== SOURCE DATA ==
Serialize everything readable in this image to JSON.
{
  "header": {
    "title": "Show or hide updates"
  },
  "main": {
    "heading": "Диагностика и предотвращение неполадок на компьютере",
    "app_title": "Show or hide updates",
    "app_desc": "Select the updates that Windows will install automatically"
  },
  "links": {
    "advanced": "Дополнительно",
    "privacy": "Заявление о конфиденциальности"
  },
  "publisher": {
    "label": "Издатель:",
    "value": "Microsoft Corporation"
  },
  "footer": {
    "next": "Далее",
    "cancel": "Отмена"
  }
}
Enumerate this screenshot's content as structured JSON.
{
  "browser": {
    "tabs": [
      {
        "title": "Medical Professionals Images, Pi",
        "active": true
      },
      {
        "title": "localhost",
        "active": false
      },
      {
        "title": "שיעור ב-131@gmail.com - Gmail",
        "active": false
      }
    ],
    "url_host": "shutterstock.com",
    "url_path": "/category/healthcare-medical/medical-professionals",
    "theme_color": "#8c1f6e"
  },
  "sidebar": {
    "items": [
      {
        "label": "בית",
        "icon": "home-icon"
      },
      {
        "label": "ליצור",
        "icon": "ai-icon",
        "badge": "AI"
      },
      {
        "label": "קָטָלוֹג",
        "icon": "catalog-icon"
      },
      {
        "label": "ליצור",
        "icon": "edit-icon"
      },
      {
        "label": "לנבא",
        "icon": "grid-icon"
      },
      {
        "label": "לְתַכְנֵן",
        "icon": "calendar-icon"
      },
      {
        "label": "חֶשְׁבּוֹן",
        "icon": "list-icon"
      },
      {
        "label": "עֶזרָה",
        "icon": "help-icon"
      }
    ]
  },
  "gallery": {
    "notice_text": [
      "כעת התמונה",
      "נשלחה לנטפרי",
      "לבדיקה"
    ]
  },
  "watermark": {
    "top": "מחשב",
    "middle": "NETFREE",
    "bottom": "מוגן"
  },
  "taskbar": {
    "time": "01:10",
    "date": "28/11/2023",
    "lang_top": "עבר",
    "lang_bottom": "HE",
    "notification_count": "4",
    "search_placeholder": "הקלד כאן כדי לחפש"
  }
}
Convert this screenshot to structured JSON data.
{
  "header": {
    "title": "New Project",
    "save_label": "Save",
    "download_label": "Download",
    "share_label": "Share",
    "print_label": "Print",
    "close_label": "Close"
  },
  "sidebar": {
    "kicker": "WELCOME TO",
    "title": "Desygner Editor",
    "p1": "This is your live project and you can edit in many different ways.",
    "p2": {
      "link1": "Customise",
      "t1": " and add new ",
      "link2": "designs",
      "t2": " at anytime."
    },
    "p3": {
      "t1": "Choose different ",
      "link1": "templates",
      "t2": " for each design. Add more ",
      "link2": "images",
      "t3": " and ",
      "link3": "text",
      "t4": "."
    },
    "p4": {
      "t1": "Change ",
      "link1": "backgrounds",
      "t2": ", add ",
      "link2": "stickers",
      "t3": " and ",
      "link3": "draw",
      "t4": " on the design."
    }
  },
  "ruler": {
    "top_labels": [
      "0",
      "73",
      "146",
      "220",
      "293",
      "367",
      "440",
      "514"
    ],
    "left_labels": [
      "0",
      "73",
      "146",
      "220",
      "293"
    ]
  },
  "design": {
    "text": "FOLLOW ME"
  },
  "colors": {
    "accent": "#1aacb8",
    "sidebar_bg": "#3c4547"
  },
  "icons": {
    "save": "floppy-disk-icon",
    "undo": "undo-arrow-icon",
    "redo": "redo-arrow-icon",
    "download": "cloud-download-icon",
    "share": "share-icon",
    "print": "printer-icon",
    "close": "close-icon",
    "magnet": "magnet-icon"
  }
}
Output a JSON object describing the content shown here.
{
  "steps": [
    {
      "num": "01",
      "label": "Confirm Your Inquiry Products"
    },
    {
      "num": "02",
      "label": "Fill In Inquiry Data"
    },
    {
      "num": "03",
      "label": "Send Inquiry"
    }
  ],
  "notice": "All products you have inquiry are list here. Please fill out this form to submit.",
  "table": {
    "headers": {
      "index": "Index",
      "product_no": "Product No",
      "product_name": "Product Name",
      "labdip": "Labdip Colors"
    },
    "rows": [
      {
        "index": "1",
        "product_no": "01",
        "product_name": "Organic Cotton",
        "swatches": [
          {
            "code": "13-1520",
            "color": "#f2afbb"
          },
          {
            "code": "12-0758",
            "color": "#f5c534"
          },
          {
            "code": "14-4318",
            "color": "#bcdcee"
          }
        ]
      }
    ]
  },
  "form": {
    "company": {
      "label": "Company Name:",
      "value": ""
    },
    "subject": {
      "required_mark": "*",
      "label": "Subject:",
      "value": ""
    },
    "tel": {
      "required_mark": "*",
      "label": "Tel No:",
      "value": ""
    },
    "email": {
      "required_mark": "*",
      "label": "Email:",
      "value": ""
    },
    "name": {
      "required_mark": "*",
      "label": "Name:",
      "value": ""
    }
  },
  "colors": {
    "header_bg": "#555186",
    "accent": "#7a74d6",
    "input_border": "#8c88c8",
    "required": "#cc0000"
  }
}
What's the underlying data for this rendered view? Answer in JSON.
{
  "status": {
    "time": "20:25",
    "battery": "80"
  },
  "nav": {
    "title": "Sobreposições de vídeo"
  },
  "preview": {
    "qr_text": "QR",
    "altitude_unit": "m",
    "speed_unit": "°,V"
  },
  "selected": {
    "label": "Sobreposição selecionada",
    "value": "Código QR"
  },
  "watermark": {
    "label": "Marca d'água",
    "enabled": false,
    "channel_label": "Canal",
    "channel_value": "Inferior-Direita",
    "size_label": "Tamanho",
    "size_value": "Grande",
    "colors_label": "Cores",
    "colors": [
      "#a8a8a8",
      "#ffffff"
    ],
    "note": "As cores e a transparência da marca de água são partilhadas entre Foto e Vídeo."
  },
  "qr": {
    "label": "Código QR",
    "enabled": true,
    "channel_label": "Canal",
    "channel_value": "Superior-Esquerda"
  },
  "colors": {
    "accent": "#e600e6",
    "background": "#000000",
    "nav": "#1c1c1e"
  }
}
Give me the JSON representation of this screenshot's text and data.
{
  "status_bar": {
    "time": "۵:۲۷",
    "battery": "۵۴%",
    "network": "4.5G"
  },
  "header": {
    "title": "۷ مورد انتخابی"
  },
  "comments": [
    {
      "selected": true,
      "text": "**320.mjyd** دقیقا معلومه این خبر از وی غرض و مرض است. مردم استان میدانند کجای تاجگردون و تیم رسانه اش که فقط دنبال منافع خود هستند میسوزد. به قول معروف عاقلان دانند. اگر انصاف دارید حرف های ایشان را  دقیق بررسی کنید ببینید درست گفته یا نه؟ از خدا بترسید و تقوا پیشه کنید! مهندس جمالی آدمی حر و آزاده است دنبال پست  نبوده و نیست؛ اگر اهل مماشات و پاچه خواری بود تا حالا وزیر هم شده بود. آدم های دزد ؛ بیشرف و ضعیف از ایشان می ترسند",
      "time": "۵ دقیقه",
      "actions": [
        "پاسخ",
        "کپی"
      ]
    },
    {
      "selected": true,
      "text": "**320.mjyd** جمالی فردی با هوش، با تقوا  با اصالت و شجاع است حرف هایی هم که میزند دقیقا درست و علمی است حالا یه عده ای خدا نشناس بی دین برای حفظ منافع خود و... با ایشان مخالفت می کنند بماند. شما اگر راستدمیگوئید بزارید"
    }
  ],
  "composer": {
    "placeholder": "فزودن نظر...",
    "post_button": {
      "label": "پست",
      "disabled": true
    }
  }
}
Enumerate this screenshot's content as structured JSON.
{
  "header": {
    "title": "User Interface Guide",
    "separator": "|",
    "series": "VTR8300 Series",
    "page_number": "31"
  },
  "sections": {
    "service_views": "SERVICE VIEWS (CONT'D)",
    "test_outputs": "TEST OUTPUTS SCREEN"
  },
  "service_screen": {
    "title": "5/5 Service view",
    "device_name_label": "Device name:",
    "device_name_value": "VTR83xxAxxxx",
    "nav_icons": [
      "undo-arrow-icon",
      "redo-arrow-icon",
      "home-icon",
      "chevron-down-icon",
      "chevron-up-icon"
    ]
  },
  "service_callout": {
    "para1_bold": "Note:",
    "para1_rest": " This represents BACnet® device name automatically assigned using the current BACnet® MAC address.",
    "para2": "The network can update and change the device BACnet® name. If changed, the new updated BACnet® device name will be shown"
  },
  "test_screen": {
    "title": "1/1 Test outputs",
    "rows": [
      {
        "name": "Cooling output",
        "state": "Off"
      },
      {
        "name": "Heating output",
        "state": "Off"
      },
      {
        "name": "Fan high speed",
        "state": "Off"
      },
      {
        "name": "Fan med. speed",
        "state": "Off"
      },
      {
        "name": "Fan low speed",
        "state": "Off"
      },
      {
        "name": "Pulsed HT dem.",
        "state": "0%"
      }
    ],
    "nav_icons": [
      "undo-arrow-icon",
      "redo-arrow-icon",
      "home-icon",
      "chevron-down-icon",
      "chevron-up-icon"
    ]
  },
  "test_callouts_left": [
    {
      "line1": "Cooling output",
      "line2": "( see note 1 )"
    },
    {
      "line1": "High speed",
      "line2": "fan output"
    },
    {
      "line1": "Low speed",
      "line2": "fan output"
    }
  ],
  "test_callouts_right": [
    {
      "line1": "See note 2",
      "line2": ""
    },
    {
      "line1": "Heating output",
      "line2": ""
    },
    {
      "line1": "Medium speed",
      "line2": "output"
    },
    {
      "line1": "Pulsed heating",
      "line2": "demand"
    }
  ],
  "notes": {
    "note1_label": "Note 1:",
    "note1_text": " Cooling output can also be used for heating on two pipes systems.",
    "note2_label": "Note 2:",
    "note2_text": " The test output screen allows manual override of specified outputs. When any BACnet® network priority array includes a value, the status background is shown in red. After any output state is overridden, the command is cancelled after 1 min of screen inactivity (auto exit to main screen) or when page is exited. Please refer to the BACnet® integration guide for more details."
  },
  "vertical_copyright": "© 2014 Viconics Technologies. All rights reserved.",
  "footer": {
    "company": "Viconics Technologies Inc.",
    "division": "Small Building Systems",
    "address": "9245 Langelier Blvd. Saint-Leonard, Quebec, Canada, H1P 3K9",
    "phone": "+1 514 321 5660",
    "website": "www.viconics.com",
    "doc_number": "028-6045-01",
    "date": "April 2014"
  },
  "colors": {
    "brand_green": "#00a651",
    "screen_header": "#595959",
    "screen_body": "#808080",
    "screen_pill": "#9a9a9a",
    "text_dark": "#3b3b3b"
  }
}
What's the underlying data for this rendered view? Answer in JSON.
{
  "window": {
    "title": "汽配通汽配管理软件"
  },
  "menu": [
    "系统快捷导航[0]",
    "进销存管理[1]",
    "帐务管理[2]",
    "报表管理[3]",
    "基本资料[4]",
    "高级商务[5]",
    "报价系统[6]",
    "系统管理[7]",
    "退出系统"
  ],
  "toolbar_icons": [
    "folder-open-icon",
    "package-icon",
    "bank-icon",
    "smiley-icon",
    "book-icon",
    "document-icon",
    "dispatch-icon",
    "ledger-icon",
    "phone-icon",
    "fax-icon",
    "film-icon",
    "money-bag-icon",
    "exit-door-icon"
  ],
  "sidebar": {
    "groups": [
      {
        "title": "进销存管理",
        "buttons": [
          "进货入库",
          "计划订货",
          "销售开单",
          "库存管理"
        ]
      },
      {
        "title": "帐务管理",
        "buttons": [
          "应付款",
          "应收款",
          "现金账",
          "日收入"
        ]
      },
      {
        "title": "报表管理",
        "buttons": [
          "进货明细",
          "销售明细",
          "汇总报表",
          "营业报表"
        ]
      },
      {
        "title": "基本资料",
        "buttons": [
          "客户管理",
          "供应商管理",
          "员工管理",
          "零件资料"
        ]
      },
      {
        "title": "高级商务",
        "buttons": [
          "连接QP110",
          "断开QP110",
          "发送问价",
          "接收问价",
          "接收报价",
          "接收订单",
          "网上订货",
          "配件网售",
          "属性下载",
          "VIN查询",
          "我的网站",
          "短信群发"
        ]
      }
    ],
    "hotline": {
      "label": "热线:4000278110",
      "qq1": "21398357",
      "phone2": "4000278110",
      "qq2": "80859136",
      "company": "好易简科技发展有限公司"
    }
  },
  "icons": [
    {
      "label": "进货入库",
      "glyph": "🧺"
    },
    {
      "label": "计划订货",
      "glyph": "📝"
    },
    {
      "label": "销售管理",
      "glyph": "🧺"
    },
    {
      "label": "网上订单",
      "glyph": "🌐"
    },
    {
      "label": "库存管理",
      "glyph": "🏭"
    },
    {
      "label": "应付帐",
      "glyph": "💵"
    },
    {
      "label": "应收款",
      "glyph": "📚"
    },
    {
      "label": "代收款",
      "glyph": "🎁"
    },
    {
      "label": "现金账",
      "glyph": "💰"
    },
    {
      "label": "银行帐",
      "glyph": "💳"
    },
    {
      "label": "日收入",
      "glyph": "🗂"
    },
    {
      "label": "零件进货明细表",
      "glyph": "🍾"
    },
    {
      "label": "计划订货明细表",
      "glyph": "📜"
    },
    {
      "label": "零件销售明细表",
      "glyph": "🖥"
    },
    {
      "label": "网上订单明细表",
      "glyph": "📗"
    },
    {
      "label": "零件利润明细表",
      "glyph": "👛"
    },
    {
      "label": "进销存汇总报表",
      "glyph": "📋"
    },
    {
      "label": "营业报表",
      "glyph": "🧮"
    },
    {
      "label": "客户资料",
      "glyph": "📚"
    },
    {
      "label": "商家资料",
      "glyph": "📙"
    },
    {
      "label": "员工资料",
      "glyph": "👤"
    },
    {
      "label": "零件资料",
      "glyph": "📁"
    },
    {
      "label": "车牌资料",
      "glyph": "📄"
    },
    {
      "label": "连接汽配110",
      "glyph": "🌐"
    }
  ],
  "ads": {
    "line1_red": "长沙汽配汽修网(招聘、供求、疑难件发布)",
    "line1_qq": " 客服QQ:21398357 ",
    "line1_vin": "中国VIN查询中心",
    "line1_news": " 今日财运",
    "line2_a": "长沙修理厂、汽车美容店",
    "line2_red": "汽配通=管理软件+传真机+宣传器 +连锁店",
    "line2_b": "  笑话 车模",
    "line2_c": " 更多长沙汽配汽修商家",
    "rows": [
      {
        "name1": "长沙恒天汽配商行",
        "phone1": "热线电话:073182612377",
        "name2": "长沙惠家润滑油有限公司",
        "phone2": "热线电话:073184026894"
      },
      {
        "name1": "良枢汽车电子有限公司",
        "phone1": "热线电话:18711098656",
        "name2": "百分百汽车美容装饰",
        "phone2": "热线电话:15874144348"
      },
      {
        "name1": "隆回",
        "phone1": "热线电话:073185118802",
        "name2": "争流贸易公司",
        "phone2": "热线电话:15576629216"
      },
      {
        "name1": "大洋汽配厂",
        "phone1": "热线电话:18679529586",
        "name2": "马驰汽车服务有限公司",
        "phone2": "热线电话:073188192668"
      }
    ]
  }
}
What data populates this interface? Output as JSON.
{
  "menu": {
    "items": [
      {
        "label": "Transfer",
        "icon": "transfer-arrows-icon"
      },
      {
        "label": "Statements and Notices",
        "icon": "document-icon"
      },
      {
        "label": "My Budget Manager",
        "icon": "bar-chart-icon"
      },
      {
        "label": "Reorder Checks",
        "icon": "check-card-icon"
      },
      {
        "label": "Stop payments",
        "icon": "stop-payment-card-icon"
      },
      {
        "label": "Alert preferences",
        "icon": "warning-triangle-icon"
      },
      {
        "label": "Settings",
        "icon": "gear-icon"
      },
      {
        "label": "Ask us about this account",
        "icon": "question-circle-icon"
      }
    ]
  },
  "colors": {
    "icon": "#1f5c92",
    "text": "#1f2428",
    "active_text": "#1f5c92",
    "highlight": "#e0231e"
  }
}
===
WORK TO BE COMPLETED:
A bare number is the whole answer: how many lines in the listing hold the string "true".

ANSWER TO THIS EXERCISE:
5